“Investors remain in an upbeat mood going into tomorrow’s US inflation report, buoyed still by the December jobs report and the prospect of the economy being less squeezed by interest rates,” said Craig Erlam, senior market analyst at OANDA.
On Tuesday, Wall Street ended higher and European stocks cut their losses as risk appetite improved on the expectation of softer inflation data and after Fed Chair Jerome Powell refrained from commenting on the US rate policy.
Europe’s STOXX 600 has risen 5.4% so far in the year, helped by a sharp decline in natural gas prices due to warmer weather, and as data pointed to a milder-than-expected recession in the euro zone.
Signs of slowing wage inflation last week also boosted bets of a less aggressive tightening by the Fed and the European Central Bank.
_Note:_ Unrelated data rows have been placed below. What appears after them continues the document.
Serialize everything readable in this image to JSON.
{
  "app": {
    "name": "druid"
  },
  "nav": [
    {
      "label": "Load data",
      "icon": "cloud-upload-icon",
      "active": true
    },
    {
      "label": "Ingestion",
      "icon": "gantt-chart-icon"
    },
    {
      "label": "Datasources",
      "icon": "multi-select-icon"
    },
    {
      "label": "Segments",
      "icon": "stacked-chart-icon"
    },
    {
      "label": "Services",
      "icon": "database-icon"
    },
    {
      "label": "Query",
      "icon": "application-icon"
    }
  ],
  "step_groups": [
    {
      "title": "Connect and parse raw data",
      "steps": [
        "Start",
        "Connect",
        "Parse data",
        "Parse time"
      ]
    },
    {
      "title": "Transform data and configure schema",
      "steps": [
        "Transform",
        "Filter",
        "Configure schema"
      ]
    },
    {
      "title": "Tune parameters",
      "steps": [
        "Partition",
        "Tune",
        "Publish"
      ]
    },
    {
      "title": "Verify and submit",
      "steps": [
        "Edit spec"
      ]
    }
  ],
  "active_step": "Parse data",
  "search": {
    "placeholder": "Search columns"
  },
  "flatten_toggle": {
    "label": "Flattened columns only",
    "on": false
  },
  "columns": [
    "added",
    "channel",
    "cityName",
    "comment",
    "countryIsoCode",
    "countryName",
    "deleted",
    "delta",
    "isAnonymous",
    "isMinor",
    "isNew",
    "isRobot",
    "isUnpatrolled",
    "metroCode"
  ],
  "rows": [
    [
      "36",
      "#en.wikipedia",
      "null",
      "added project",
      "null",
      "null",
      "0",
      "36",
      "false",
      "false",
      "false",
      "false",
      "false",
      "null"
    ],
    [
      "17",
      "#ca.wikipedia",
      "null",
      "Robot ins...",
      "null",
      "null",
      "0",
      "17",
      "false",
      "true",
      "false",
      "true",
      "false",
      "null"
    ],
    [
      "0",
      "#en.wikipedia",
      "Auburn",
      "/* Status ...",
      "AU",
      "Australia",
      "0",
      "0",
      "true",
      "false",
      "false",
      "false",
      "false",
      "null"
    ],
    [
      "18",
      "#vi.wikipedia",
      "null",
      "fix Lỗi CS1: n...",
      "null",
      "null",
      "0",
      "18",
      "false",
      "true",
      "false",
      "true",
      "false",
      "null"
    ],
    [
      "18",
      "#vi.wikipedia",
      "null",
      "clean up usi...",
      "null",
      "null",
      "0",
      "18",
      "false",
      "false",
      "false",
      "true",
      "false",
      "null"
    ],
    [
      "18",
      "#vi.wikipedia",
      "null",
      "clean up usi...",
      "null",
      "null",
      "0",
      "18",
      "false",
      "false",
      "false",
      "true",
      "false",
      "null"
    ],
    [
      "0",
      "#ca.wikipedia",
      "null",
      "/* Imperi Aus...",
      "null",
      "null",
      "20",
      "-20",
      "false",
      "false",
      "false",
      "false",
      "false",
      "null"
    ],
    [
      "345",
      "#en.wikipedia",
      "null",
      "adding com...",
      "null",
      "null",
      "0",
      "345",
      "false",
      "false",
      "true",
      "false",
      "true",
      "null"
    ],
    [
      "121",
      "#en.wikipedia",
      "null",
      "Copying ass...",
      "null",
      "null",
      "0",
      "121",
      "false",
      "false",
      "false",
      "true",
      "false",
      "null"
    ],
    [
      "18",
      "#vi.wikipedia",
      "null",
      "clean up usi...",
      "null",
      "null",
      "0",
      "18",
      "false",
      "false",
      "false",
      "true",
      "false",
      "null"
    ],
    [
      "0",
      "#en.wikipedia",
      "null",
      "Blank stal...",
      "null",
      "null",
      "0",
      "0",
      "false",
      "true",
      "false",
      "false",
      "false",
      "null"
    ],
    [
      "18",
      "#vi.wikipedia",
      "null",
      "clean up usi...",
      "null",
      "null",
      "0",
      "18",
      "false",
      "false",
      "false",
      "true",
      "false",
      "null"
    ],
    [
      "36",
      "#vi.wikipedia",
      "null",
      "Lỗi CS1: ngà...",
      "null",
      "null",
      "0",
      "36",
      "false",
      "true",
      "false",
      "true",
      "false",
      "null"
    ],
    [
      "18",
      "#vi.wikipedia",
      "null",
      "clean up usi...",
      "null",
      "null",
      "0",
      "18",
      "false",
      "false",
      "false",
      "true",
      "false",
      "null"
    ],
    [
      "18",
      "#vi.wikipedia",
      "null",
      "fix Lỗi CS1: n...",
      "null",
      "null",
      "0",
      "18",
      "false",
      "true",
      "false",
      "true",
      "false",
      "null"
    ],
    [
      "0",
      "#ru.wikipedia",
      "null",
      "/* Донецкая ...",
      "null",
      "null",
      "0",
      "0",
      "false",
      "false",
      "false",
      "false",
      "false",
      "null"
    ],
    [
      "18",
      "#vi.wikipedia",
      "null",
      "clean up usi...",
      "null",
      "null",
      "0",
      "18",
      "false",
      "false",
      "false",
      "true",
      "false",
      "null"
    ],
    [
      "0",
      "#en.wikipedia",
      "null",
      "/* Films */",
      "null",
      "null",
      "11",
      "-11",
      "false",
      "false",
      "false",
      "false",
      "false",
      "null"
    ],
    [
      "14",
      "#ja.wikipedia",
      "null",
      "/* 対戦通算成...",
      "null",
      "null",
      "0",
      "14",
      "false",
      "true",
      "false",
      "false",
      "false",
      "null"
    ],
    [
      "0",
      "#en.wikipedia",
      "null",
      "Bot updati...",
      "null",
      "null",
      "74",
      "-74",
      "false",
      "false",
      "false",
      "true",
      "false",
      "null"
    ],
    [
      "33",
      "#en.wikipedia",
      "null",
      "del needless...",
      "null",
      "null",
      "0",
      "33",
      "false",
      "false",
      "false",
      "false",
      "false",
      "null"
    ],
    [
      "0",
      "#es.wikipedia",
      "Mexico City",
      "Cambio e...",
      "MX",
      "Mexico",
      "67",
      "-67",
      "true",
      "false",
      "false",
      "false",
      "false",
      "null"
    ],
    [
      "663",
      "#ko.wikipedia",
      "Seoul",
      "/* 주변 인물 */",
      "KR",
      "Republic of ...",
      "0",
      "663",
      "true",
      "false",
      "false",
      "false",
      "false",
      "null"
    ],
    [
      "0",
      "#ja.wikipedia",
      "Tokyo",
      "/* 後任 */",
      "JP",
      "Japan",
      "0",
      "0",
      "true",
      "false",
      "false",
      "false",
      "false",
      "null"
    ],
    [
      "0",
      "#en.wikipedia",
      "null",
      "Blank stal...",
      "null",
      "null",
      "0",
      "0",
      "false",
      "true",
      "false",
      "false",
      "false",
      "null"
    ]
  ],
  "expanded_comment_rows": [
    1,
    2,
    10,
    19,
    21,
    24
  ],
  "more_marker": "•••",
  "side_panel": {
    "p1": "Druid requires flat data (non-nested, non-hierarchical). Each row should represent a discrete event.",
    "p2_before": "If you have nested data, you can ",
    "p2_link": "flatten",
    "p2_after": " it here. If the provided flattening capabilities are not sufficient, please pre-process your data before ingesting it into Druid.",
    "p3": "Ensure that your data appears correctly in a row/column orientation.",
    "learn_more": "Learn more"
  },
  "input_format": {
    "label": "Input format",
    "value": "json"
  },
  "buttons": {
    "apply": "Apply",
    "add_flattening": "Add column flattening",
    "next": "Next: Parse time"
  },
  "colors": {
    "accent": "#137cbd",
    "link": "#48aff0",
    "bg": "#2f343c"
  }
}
“The real driver of everything this week is the US CPI data due tomorrow and expectations are that it is going to be mildly weaker than expected,” said Mark Taylor, a trader at Mirabaud Securities.
“There is actually maybe a chance that a positive or an inline shock from the CPI may trigger a little bit of profit-taking.”
On Wednesday, rate-sensitive tech stocks rose 1.3%. Energy stocks advanced 0.9%, while miners jumped 0.1% as commodity prices rose on optimism over top consumer China’s reopening of its borders.
Among individual stocks, Direct Line Insurance Group Plc dropped to the bottom of STOXX 600, plunging 23.5% after the British motor and home insurer unexpectedly scrapped its 2022 final dividend.
Rivals Admiral and Aviva fell 6.8% and 2.1%, respectively.
Sainsbury’s, Britain’s second-biggest supermarket group, fell 1.6% after Chief Executive Simon Roberts said he was cautious on the consumer backdrop.
Nevertheless, Britain’s commodity-heavy FTSE 100 hit its highest in more than four years as oil majors and mining giants advanced.
Bayer rose 3.6% as a source told Reuters that activist investor Bluebell was pushing for a break-up of the German pharmaceutical company. Bluebell’s move was first reported by Bloomberg late on Tuesday.
LVMH gained 2.1% after Chairman and Chief Executive Bernard Arnault tightened his family’s grip on the luxury goods empire, putting his daughter Delphine in charge of one of its leading labels, Christian Dior.
Denmark’s Jyske Bank hit an all-time high after hiking its full-year outlook. Peers Danske Bank and Sydbank added 1.0% and 0.9%, respectively.
(Reporting by Bansari Mayur Kamdar and Shreyashi Sanyal in Bengaluru; Editing by Uttaresh.V, Subhranshu Sahu and Alison Williams)
This article originally appeared on reuters.com